Other key findings from the report include that Kenyan organisations were more upbeat about their skills prospects than Nigerian or South African organisations. Only 53% of Kenyan organisations expect to experience a skills gap in the next year, compared to 80% of Nigerian companies and 73% of South African organisations.

Kenyan organisations were more likely to expect employees to work in the office all the time, as 37% of Kenyan organisations want employees in-office full-time, compared to 23% of organisations in Nigeria and only 13% of South African ones.

The top tech skills challenge for African organisations was attracting sufficiently-skilled new recruits, except in South Africa.

Organisations in Kenya and Nigeria cite attracting skilled new recruits as their top tech skills challenge this year, but in South Africa the top challenge was retaining skilled tech workers.

South African organisations placed a greater premium on digital transformation skills, with 70% of South African companies citing them as in-demand. Similarly, 78% of the South African companies surveyed said they suffered a negative impact due to a lack of tech skills.

In an article titled “Africa needs digital skills across the economy – not just the tech sector”, published by the World Economic Forum in 2020, Alejandro Caballero, the principal education specialist at the IFC and Sajitha Bashir, an advisor, Office of the Global Director, Education, World Bank, said the demand for digital skills training in Africa would surge in the coming decade as jobs that previously did not need digital skills would begin to do so.
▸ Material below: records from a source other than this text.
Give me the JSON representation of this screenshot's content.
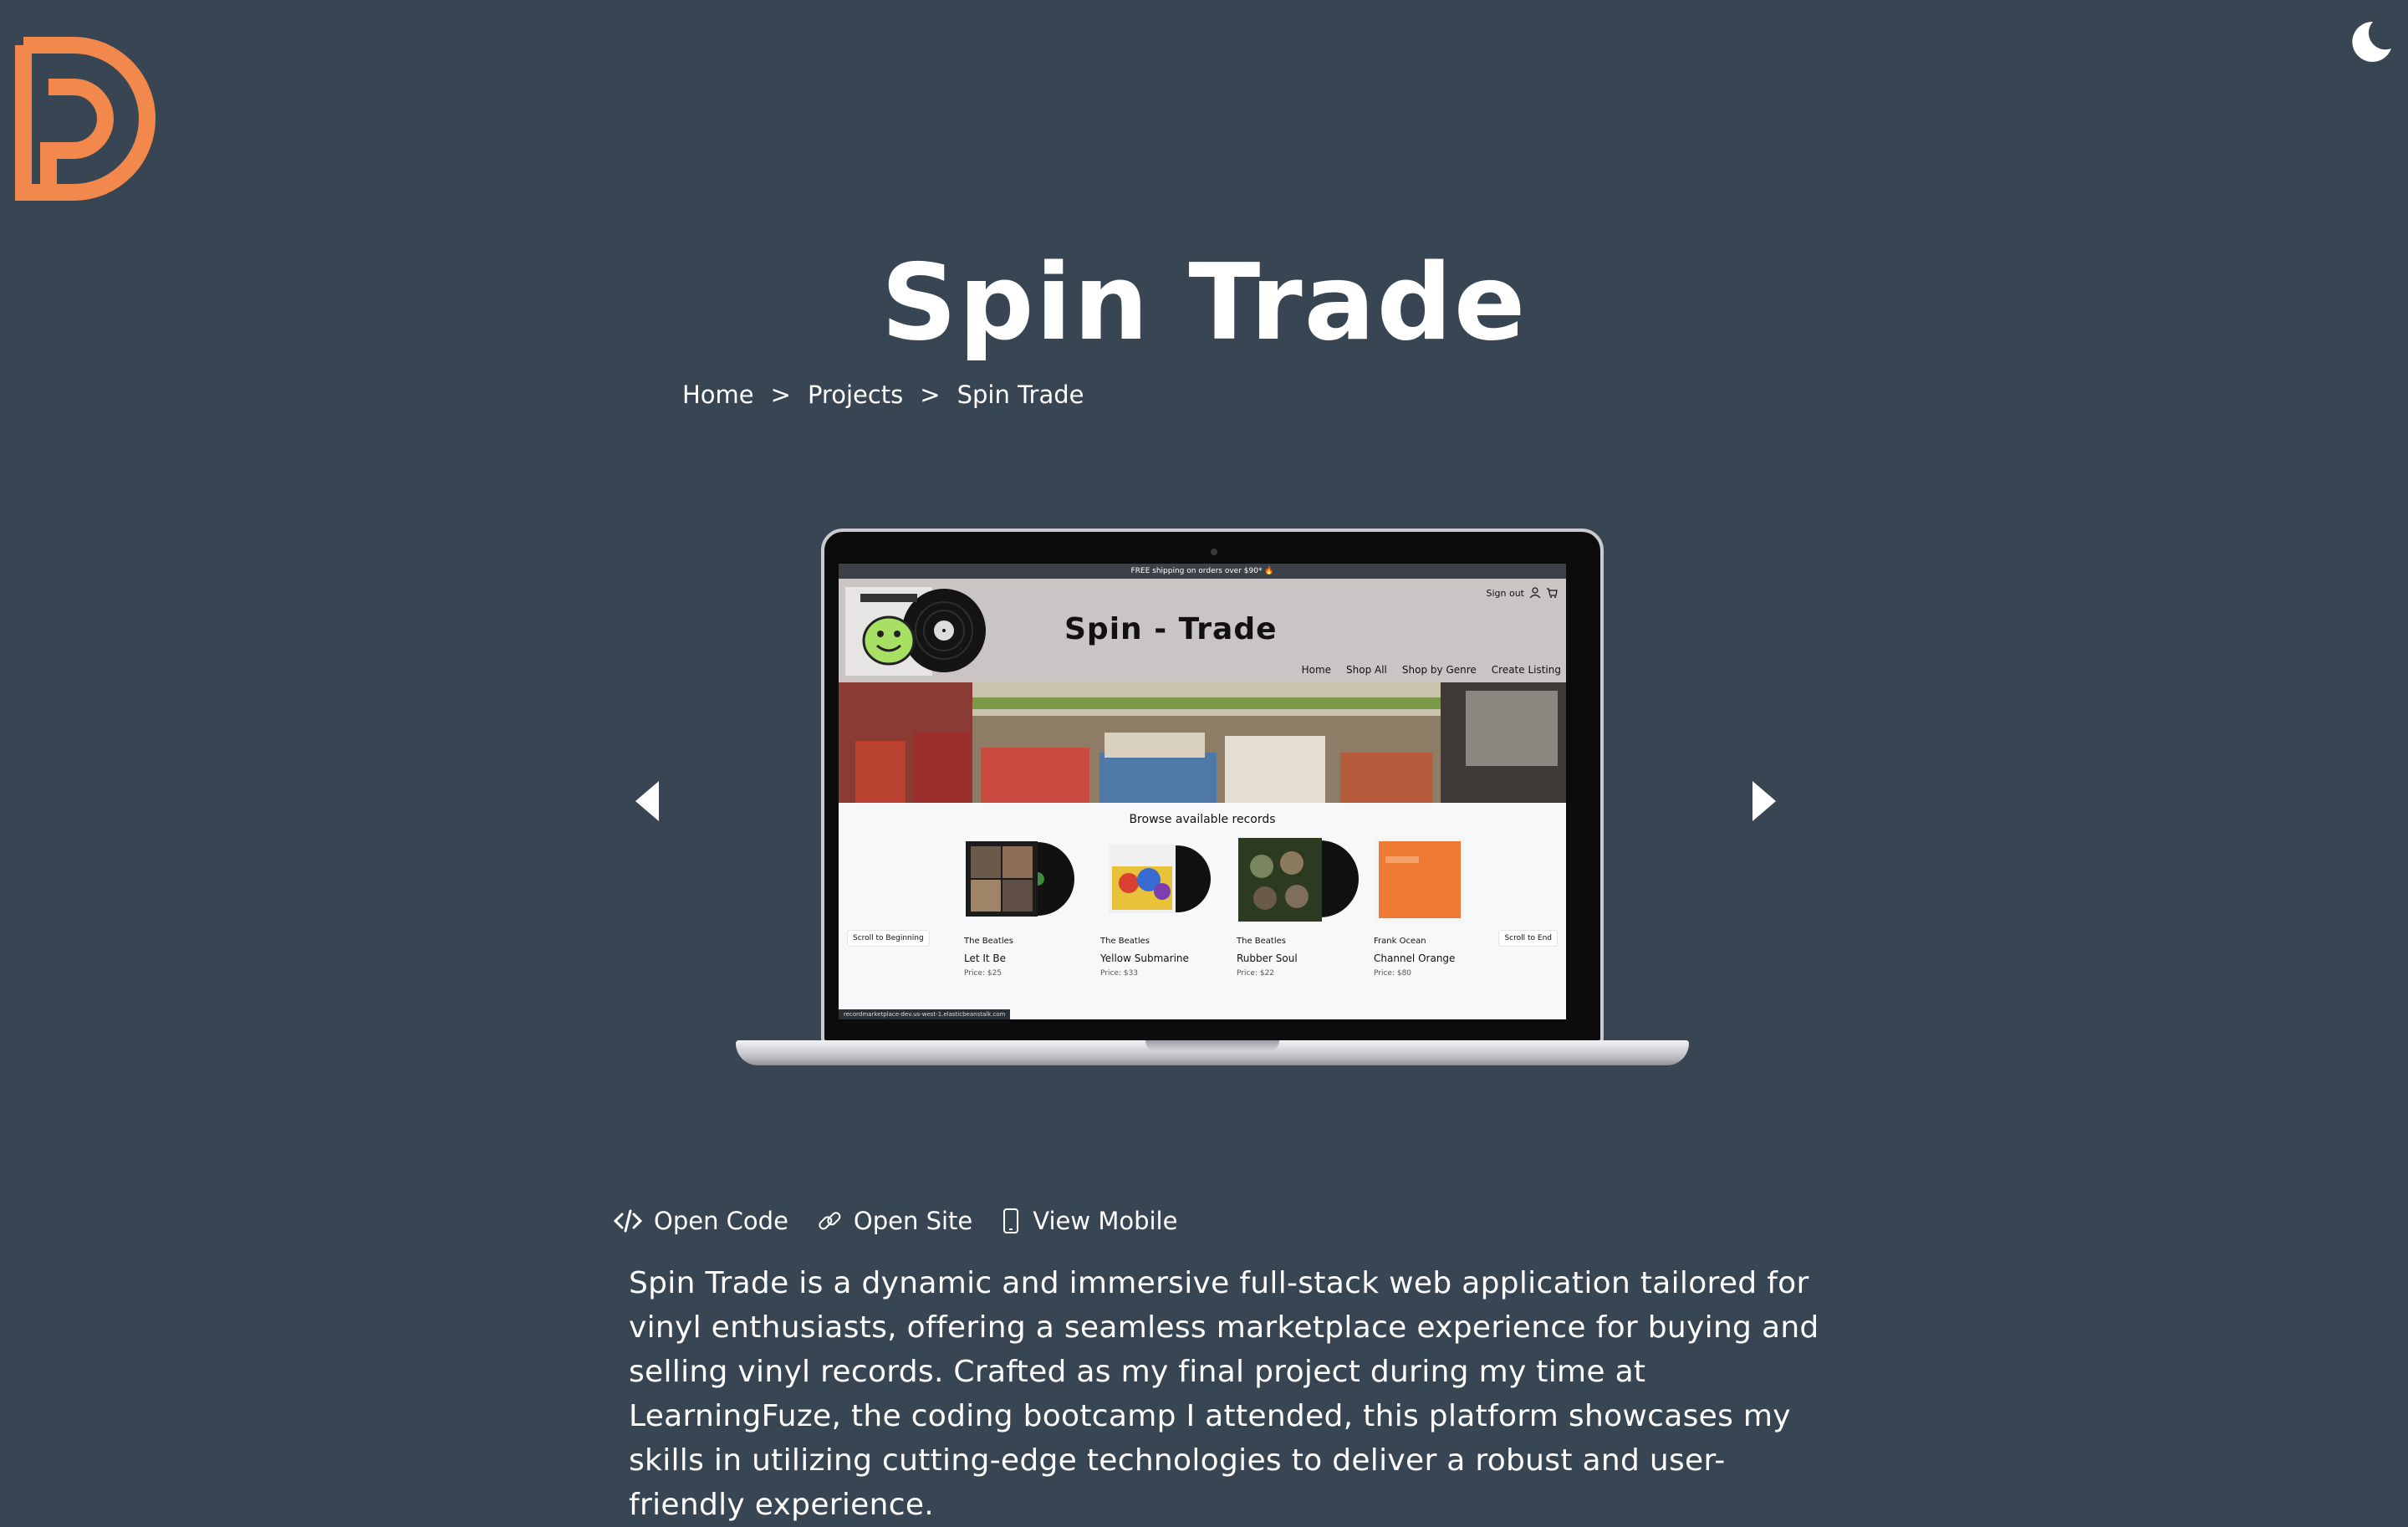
{
  "theme": {
    "background": "#384553",
    "accent": "#f2884b",
    "text": "#ffffff"
  },
  "header": {
    "logo_icon": "dp-monogram-logo",
    "theme_toggle_icon": "moon-icon"
  },
  "page": {
    "title": "Spin Trade"
  },
  "breadcrumb": {
    "items": [
      "Home",
      "Projects",
      "Spin Trade"
    ],
    "separator": ">"
  },
  "carousel": {
    "prev_icon": "triangle-left-icon",
    "next_icon": "triangle-right-icon",
    "slide": {
      "promo": "FREE shipping on orders over $90* 🔥",
      "brand": "Spin - Trade",
      "sign_out": "Sign out",
      "nav": [
        "Home",
        "Shop All",
        "Shop by Genre",
        "Create Listing"
      ],
      "browse_title": "Browse available records",
      "scroll_begin": "Scroll to Beginning",
      "scroll_end": "Scroll to End",
      "status_url": "recordmarketplace-dev.us-west-1.elasticbeanstalk.com",
      "records": [
        {
          "artist": "The Beatles",
          "title": "Let It Be",
          "price": "Price: $25"
        },
        {
          "artist": "The Beatles",
          "title": "Yellow Submarine",
          "price": "Price: $33"
        },
        {
          "artist": "The Beatles",
          "title": "Rubber Soul",
          "price": "Price: $22"
        },
        {
          "artist": "Frank Ocean",
          "title": "Channel Orange",
          "price": "Price: $80"
        }
      ]
    }
  },
  "actions": [
    {
      "label": "Open Code",
      "icon": "code-icon"
    },
    {
      "label": "Open Site",
      "icon": "link-icon"
    },
    {
      "label": "View Mobile",
      "icon": "mobile-phone-icon"
    }
  ],
  "description": "Spin Trade is a dynamic and immersive full-stack web application tailored for vinyl enthusiasts, offering a seamless marketplace experience for buying and selling vinyl records. Crafted as my final project during my time at LearningFuze, the coding bootcamp I attended, this platform showcases my skills in utilizing cutting-edge technologies to deliver a robust and user-friendly experience."
}
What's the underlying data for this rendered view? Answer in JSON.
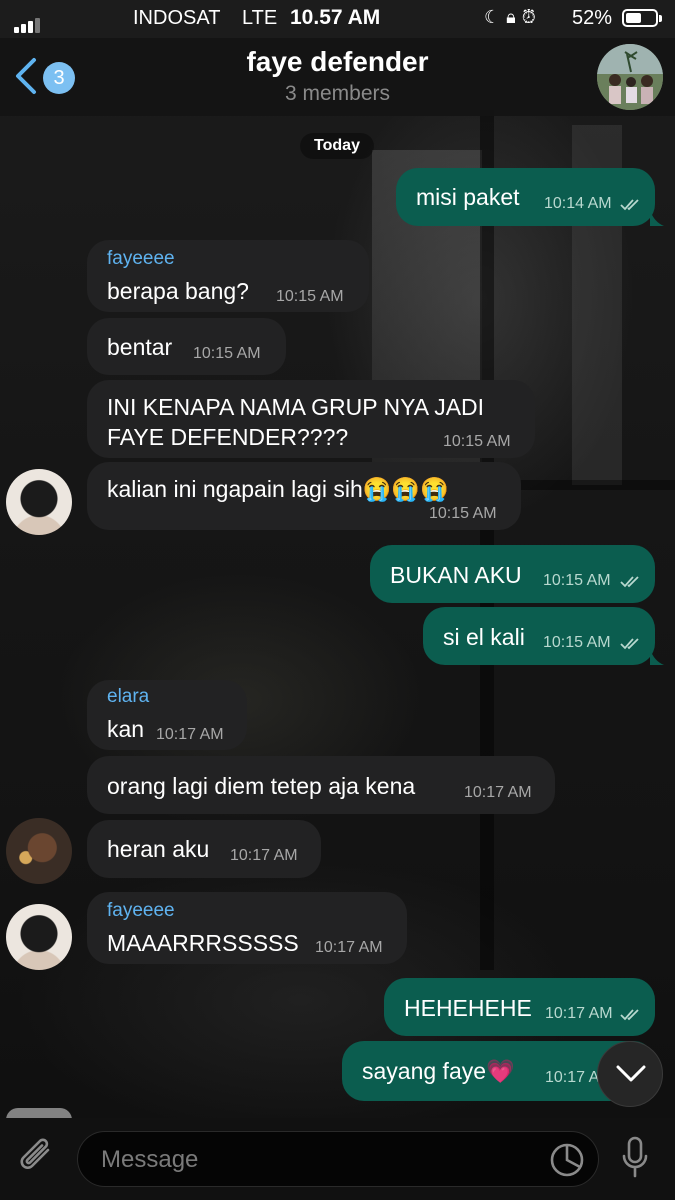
{
  "status_bar": {
    "carrier": "INDOSAT",
    "network": "LTE",
    "time": "10.57 AM",
    "battery_percent": "52%",
    "battery_level": 0.52,
    "icons": [
      "signal-icon",
      "alarm-clock-icon",
      "rotation-lock-icon",
      "dnd-icon"
    ]
  },
  "header": {
    "back_badge": "3",
    "title": "faye defender",
    "subtitle": "3 members"
  },
  "date_divider": "Today",
  "messages": [
    {
      "dir": "out",
      "text": "misi paket",
      "time": "10:14 AM"
    },
    {
      "dir": "in",
      "sender": "fayeeee",
      "text": "berapa bang?",
      "time": "10:15 AM"
    },
    {
      "dir": "in",
      "text": "bentar",
      "time": "10:15 AM"
    },
    {
      "dir": "in",
      "text": "INI KENAPA NAMA GRUP NYA JADI",
      "text2": "FAYE DEFENDER????",
      "time": "10:15 AM"
    },
    {
      "dir": "in",
      "text": "kalian ini ngapain lagi sih😭😭😭",
      "time": "10:15 AM"
    },
    {
      "dir": "out",
      "text": "BUKAN AKU",
      "time": "10:15 AM"
    },
    {
      "dir": "out",
      "text": "si el kali",
      "time": "10:15 AM"
    },
    {
      "dir": "in",
      "sender": "elara",
      "text": "kan",
      "time": "10:17 AM"
    },
    {
      "dir": "in",
      "text": "orang lagi diem tetep aja kena",
      "time": "10:17 AM"
    },
    {
      "dir": "in",
      "text": "heran aku",
      "time": "10:17 AM"
    },
    {
      "dir": "in",
      "sender": "fayeeee",
      "text": "MAAARRRSSSSS",
      "time": "10:17 AM"
    },
    {
      "dir": "out",
      "text": "HEHEHEHE",
      "time": "10:17 AM"
    },
    {
      "dir": "out",
      "text": "sayang faye💗",
      "time": "10:17 A"
    }
  ],
  "input": {
    "placeholder": "Message"
  },
  "colors": {
    "outgoing_bubble": "#0b5d4f",
    "incoming_bubble": "#222223",
    "sender_name": "#5fb3f0",
    "accent": "#7cc0f2"
  }
}
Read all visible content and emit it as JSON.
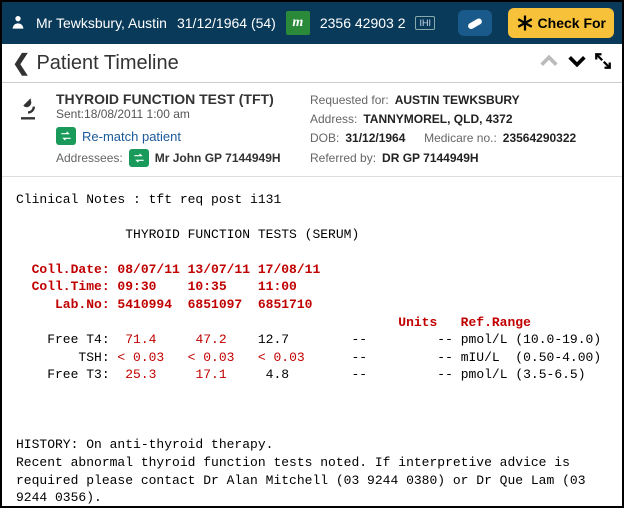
{
  "topbar": {
    "patient_name": "Mr Tewksbury, Austin",
    "dob": "31/12/1964 (54)",
    "m_label": "m",
    "ihi_label": "IHI",
    "medicare_num": "2356 42903 2",
    "check_label": "Check For"
  },
  "subheader": {
    "back": "‹",
    "title": "Patient Timeline"
  },
  "record": {
    "title": "THYROID FUNCTION TEST (TFT)",
    "sent": "Sent:18/08/2011 1:00 am",
    "rematch": "Re-match patient",
    "addressees_label": "Addressees:",
    "addressee": "Mr John GP 7144949H",
    "req_lbl": "Requested for:",
    "req_val": "AUSTIN TEWKSBURY",
    "addr_lbl": "Address:",
    "addr_val": "TANNYMOREL, QLD, 4372",
    "dob_lbl": "DOB:",
    "dob_val": "31/12/1964",
    "mc_lbl": "Medicare no.:",
    "mc_val": "2356429032­2",
    "ref_lbl": "Referred by:",
    "ref_val": "DR GP 7144949H"
  },
  "report": {
    "clinical": "Clinical Notes : tft req post i131",
    "title": "THYROID FUNCTION TESTS (SERUM)",
    "coll_date": "  Coll.Date: 08/07/11 13/07/11 17/08/11",
    "coll_time": "  Coll.Time: 09:30    10:35    11:00",
    "lab_no": "     Lab.No: 5410994  6851097  6851710",
    "hdr": "                                                 Units   Ref.Range",
    "ft4_l": "    Free T4:  ",
    "ft4_v1": "71.4",
    "ft4_v2": "47.2",
    "ft4_rest": "    12.7        --         -- pmol/L (10.0-19.0)",
    "tsh_l": "        TSH: ",
    "tsh_v1": "< 0.03",
    "tsh_v2": "< 0.03",
    "tsh_v3": "< 0.03",
    "tsh_rest": "      --         -- mIU/L  (0.50-4.00)",
    "ft3_l": "    Free T3:  ",
    "ft3_v1": "25.3",
    "ft3_v2": "17.1",
    "ft3_rest": "     4.8        --         -- pmol/L (3.5-6.5)",
    "history": "HISTORY: On anti-thyroid therapy.\nRecent abnormal thyroid function tests noted. If interpretive advice is\nrequired please contact Dr Alan Mitchell (03 9244 0380) or Dr Que Lam (03\n9244 0356)."
  }
}
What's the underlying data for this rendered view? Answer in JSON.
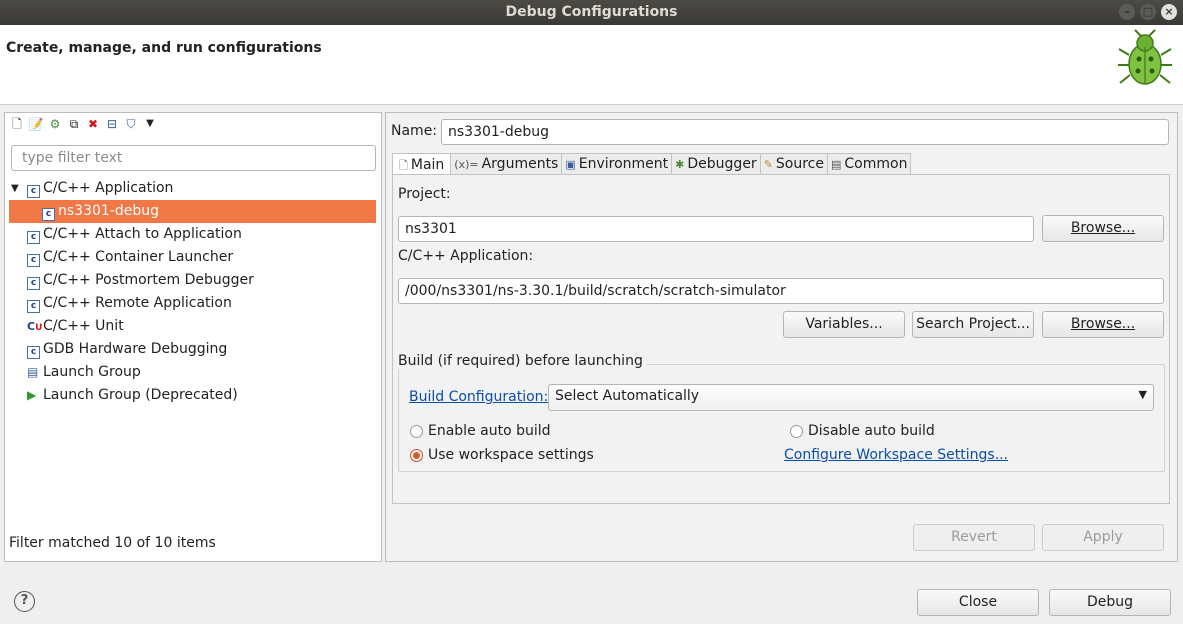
{
  "window": {
    "title": "Debug Configurations"
  },
  "banner": {
    "title": "Create, manage, and run configurations"
  },
  "left": {
    "filter_placeholder": "type filter text",
    "tree": [
      {
        "label": "C/C++ Application",
        "expanded": true,
        "icon": "c-app-icon"
      },
      {
        "label": "ns3301-debug",
        "child": true,
        "selected": true,
        "icon": "c-app-icon"
      },
      {
        "label": "C/C++ Attach to Application",
        "icon": "c-app-icon"
      },
      {
        "label": "C/C++ Container Launcher",
        "icon": "c-app-icon"
      },
      {
        "label": "C/C++ Postmortem Debugger",
        "icon": "c-app-icon"
      },
      {
        "label": "C/C++ Remote Application",
        "icon": "c-app-icon"
      },
      {
        "label": "C/C++ Unit",
        "icon": "c-unit-icon"
      },
      {
        "label": "GDB Hardware Debugging",
        "icon": "c-app-icon"
      },
      {
        "label": "Launch Group",
        "icon": "launch-group-icon"
      },
      {
        "label": "Launch Group (Deprecated)",
        "icon": "play-icon"
      }
    ],
    "status": "Filter matched 10 of 10 items"
  },
  "right": {
    "name_label": "Name:",
    "name_value": "ns3301-debug",
    "tabs": [
      {
        "label": "Main",
        "active": true
      },
      {
        "label": "Arguments"
      },
      {
        "label": "Environment"
      },
      {
        "label": "Debugger"
      },
      {
        "label": "Source"
      },
      {
        "label": "Common"
      }
    ],
    "project_label": "Project:",
    "project_value": "ns3301",
    "browse_label": "Browse...",
    "app_label": "C/C++ Application:",
    "app_value": "/000/ns3301/ns-3.30.1/build/scratch/scratch-simulator",
    "variables_label": "Variables...",
    "search_project_label": "Search Project...",
    "build_group_title": "Build (if required) before launching",
    "build_config_link": "Build Configuration:",
    "build_config_value": "Select Automatically",
    "enable_auto_build": "Enable auto build",
    "disable_auto_build": "Disable auto build",
    "use_workspace": "Use workspace settings",
    "configure_workspace": "Configure Workspace Settings...",
    "revert_label": "Revert",
    "apply_label": "Apply"
  },
  "footer": {
    "close_label": "Close",
    "debug_label": "Debug"
  }
}
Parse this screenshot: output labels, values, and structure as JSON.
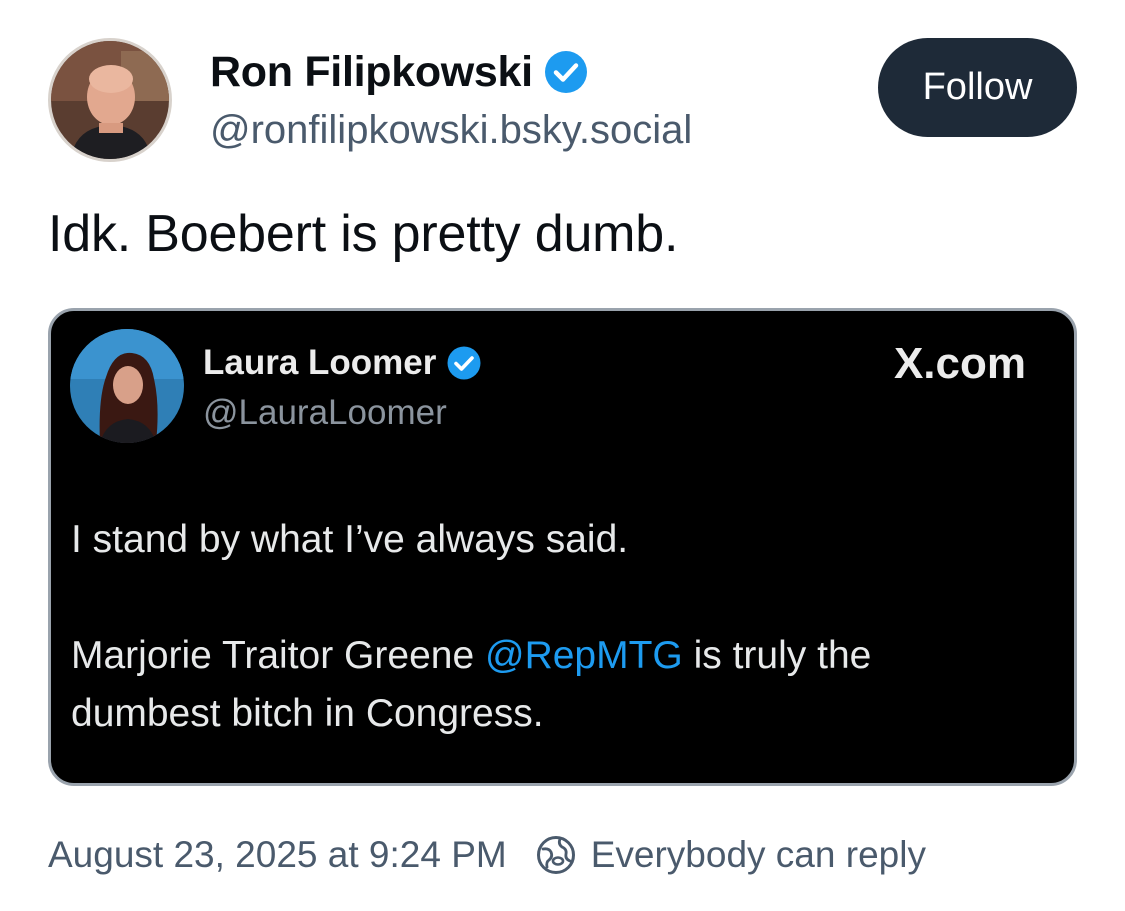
{
  "author": {
    "display_name": "Ron Filipkowski",
    "handle": "@ronfilipkowski.bsky.social",
    "verified": true
  },
  "follow_button": {
    "label": "Follow"
  },
  "post": {
    "text": "Idk. Boebert is pretty dumb."
  },
  "embed": {
    "author_name": "Laura Loomer",
    "author_handle": "@LauraLoomer",
    "verified": true,
    "source": "X.com",
    "line1": "I stand by what I’ve always said.",
    "line2_before": "Marjorie Traitor Greene ",
    "mention": "@RepMTG",
    "line2_after": " is truly the",
    "line3": "dumbest bitch in Congress."
  },
  "footer": {
    "timestamp": "August 23, 2025 at 9:24 PM",
    "reply_setting": "Everybody can reply",
    "reply_icon": "globe-reply-icon"
  },
  "colors": {
    "badge": "#1d9bf0",
    "follow_bg": "#1e2a38",
    "mention": "#1d9bf0",
    "embed_bg": "#000000",
    "muted_text": "#4a5a6c"
  }
}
They said that education providers needed to align their offerings to accommodate this surge in demand. They added that policy-makers and the private sector also needed to work together to improve the necessary infrastructure.

Source: Smart Works/ MSN